[Records from a data collection]
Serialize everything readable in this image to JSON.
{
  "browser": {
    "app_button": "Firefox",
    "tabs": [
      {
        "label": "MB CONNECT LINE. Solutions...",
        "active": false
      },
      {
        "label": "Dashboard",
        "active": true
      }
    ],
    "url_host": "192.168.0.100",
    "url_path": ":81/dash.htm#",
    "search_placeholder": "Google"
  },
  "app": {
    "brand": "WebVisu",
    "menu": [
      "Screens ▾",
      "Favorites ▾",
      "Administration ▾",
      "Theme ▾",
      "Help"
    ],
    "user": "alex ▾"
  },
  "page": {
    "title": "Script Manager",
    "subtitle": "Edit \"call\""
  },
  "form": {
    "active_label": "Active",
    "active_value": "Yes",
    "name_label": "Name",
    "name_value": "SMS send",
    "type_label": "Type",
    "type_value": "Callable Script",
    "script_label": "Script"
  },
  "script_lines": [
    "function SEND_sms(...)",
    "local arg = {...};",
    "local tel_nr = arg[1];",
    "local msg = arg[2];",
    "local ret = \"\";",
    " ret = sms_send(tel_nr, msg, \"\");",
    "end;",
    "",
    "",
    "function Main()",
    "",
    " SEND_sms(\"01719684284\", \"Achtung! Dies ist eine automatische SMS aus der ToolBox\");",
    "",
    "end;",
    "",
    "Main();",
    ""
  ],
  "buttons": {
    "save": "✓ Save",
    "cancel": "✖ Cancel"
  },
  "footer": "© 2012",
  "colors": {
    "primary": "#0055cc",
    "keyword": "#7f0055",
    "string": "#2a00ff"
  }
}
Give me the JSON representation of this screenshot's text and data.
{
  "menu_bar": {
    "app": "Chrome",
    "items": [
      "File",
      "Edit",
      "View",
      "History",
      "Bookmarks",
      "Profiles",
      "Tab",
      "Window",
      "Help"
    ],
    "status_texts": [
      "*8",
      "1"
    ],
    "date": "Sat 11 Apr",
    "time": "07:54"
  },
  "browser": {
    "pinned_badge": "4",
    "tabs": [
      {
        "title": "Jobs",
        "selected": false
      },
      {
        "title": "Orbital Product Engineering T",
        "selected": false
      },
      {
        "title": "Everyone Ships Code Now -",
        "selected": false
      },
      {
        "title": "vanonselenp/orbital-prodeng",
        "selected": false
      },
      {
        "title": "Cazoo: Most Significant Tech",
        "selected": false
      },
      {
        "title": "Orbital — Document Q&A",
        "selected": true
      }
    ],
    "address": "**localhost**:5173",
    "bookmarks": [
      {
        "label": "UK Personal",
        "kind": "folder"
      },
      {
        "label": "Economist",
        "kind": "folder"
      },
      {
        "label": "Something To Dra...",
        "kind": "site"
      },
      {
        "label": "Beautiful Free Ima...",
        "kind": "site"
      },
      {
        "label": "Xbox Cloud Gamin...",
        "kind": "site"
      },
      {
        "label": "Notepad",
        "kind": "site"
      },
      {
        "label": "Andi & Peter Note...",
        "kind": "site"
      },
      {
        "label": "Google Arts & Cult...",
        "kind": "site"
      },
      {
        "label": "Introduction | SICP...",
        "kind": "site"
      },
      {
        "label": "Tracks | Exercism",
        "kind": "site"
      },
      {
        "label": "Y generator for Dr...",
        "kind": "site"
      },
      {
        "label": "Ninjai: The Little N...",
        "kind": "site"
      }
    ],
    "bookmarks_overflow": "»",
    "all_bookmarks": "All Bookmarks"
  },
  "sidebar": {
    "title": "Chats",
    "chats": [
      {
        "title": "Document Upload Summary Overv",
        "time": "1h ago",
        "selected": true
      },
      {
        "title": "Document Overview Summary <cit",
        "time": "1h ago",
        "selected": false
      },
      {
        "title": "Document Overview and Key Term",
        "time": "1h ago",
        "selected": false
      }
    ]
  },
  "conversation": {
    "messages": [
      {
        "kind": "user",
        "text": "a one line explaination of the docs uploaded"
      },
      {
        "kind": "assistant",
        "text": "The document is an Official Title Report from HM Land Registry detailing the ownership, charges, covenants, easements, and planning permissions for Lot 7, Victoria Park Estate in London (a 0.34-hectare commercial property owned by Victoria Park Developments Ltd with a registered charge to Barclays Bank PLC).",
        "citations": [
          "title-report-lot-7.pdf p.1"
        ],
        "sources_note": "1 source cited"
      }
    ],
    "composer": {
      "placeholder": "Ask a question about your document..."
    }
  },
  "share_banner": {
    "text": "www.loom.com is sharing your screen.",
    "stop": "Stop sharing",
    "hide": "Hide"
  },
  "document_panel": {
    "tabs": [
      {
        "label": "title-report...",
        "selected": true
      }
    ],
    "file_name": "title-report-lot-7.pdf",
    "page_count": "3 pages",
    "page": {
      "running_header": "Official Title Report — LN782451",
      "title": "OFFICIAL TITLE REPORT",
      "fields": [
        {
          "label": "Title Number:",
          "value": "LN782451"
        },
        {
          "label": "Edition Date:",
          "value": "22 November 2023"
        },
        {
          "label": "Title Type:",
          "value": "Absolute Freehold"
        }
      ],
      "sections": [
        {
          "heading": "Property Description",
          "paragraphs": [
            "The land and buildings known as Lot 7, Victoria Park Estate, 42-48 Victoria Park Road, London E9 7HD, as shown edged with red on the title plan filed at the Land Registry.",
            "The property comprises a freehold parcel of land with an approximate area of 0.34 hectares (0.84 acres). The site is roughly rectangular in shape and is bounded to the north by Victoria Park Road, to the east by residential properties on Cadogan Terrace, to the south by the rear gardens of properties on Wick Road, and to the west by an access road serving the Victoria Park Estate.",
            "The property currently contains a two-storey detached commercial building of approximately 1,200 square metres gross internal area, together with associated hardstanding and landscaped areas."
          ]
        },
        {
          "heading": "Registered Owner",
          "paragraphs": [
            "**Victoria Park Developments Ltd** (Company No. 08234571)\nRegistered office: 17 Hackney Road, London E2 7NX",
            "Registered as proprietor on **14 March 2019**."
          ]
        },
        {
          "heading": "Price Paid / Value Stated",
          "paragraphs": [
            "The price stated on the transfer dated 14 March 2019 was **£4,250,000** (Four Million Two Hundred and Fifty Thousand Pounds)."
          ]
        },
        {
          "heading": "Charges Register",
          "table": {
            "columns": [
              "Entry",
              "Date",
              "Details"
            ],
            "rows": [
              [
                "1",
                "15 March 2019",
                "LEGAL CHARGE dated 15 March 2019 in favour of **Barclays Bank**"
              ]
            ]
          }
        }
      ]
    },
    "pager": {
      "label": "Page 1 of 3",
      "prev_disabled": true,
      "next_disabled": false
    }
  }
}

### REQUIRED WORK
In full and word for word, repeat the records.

### TASK ANSWER
Serialize everything readable in this image to JSON.
{
  "browser": {
    "app_button": "Firefox",
    "tabs": [
      {
        "label": "MB CONNECT LINE. Solutions...",
        "active": false
      },
      {
        "label": "Dashboard",
        "active": true
      }
    ],
    "url_host": "192.168.0.100",
    "url_path": ":81/dash.htm#",
    "search_placeholder": "Google"
  },
  "app": {
    "brand": "WebVisu",
    "menu": [
      "Screens ▾",
      "Favorites ▾",
      "Administration ▾",
      "Theme ▾",
      "Help"
    ],
    "user": "alex ▾"
  },
  "page": {
    "title": "Script Manager",
    "subtitle": "Edit \"call\""
  },
  "form": {
    "active_label": "Active",
    "active_value": "Yes",
    "name_label": "Name",
    "name_value": "SMS send",
    "type_label": "Type",
    "type_value": "Callable Script",
    "script_label": "Script"
  },
  "script_lines": [
    "function SEND_sms(...)",
    "local arg = {...};",
    "local tel_nr = arg[1];",
    "local msg = arg[2];",
    "local ret = \"\";",
    " ret = sms_send(tel_nr, msg, \"\");",
    "end;",
    "",
    "",
    "function Main()",
    "",
    " SEND_sms(\"01719684284\", \"Achtung! Dies ist eine automatische SMS aus der ToolBox\");",
    "",
    "end;",
    "",
    "Main();",
    ""
  ],
  "buttons": {
    "save": "✓ Save",
    "cancel": "✖ Cancel"
  },
  "footer": "© 2012",
  "colors": {
    "primary": "#0055cc",
    "keyword": "#7f0055",
    "string": "#2a00ff"
  }
}
Give me the JSON representation of this screenshot's text and data.
{
  "menu_bar": {
    "app": "Chrome",
    "items": [
      "File",
      "Edit",
      "View",
      "History",
      "Bookmarks",
      "Profiles",
      "Tab",
      "Window",
      "Help"
    ],
    "status_texts": [
      "*8",
      "1"
    ],
    "date": "Sat 11 Apr",
    "time": "07:54"
  },
  "browser": {
    "pinned_badge": "4",
    "tabs": [
      {
        "title": "Jobs",
        "selected": false
      },
      {
        "title": "Orbital Product Engineering T",
        "selected": false
      },
      {
        "title": "Everyone Ships Code Now -",
        "selected": false
      },
      {
        "title": "vanonselenp/orbital-prodeng",
        "selected": false
      },
      {
        "title": "Cazoo: Most Significant Tech",
        "selected": false
      },
      {
        "title": "Orbital — Document Q&A",
        "selected": true
      }
    ],
    "address": "**localhost**:5173",
    "bookmarks": [
      {
        "label": "UK Personal",
        "kind": "folder"
      },
      {
        "label": "Economist",
        "kind": "folder"
      },
      {
        "label": "Something To Dra...",
        "kind": "site"
      },
      {
        "label": "Beautiful Free Ima...",
        "kind": "site"
      },
      {
        "label": "Xbox Cloud Gamin...",
        "kind": "site"
      },
      {
        "label": "Notepad",
        "kind": "site"
      },
      {
        "label": "Andi & Peter Note...",
        "kind": "site"
      },
      {
        "label": "Google Arts & Cult...",
        "kind": "site"
      },
      {
        "label": "Introduction | SICP...",
        "kind": "site"
      },
      {
        "label": "Tracks | Exercism",
        "kind": "site"
      },
      {
        "label": "Y generator for Dr...",
        "kind": "site"
      },
      {
        "label": "Ninjai: The Little N...",
        "kind": "site"
      }
    ],
    "bookmarks_overflow": "»",
    "all_bookmarks": "All Bookmarks"
  },
  "sidebar": {
    "title": "Chats",
    "chats": [
      {
        "title": "Document Upload Summary Overv",
        "time": "1h ago",
        "selected": true
      },
      {
        "title": "Document Overview Summary <cit",
        "time": "1h ago",
        "selected": false
      },
      {
        "title": "Document Overview and Key Term",
        "time": "1h ago",
        "selected": false
      }
    ]
  },
  "conversation": {
    "messages": [
      {
        "kind": "user",
        "text": "a one line explaination of the docs uploaded"
      },
      {
        "kind": "assistant",
        "text": "The document is an Official Title Report from HM Land Registry detailing the ownership, charges, covenants, easements, and planning permissions for Lot 7, Victoria Park Estate in London (a 0.34-hectare commercial property owned by Victoria Park Developments Ltd with a registered charge to Barclays Bank PLC).",
        "citations": [
          "title-report-lot-7.pdf p.1"
        ],
        "sources_note": "1 source cited"
      }
    ],
    "composer": {
      "placeholder": "Ask a question about your document..."
    }
  },
  "share_banner": {
    "text": "www.loom.com is sharing your screen.",
    "stop": "Stop sharing",
    "hide": "Hide"
  },
  "document_panel": {
    "tabs": [
      {
        "label": "title-report...",
        "selected": true
      }
    ],
    "file_name": "title-report-lot-7.pdf",
    "page_count": "3 pages",
    "page": {
      "running_header": "Official Title Report — LN782451",
      "title": "OFFICIAL TITLE REPORT",
      "fields": [
        {
          "label": "Title Number:",
          "value": "LN782451"
        },
        {
          "label": "Edition Date:",
          "value": "22 November 2023"
        },
        {
          "label": "Title Type:",
          "value": "Absolute Freehold"
        }
      ],
      "sections": [
        {
          "heading": "Property Description",
          "paragraphs": [
            "The land and buildings known as Lot 7, Victoria Park Estate, 42-48 Victoria Park Road, London E9 7HD, as shown edged with red on the title plan filed at the Land Registry.",
            "The property comprises a freehold parcel of land with an approximate area of 0.34 hectares (0.84 acres). The site is roughly rectangular in shape and is bounded to the north by Victoria Park Road, to the east by residential properties on Cadogan Terrace, to the south by the rear gardens of properties on Wick Road, and to the west by an access road serving the Victoria Park Estate.",
            "The property currently contains a two-storey detached commercial building of approximately 1,200 square metres gross internal area, together with associated hardstanding and landscaped areas."
          ]
        },
        {
          "heading": "Registered Owner",
          "paragraphs": [
            "**Victoria Park Developments Ltd** (Company No. 08234571)\nRegistered office: 17 Hackney Road, London E2 7NX",
            "Registered as proprietor on **14 March 2019**."
          ]
        },
        {
          "heading": "Price Paid / Value Stated",
          "paragraphs": [
            "The price stated on the transfer dated 14 March 2019 was **£4,250,000** (Four Million Two Hundred and Fifty Thousand Pounds)."
          ]
        },
        {
          "heading": "Charges Register",
          "table": {
            "columns": [
              "Entry",
              "Date",
              "Details"
            ],
            "rows": [
              [
                "1",
                "15 March 2019",
                "LEGAL CHARGE dated 15 March 2019 in favour of **Barclays Bank**"
              ]
            ]
          }
        }
      ]
    },
    "pager": {
      "label": "Page 1 of 3",
      "prev_disabled": true,
      "next_disabled": false
    }
  }
}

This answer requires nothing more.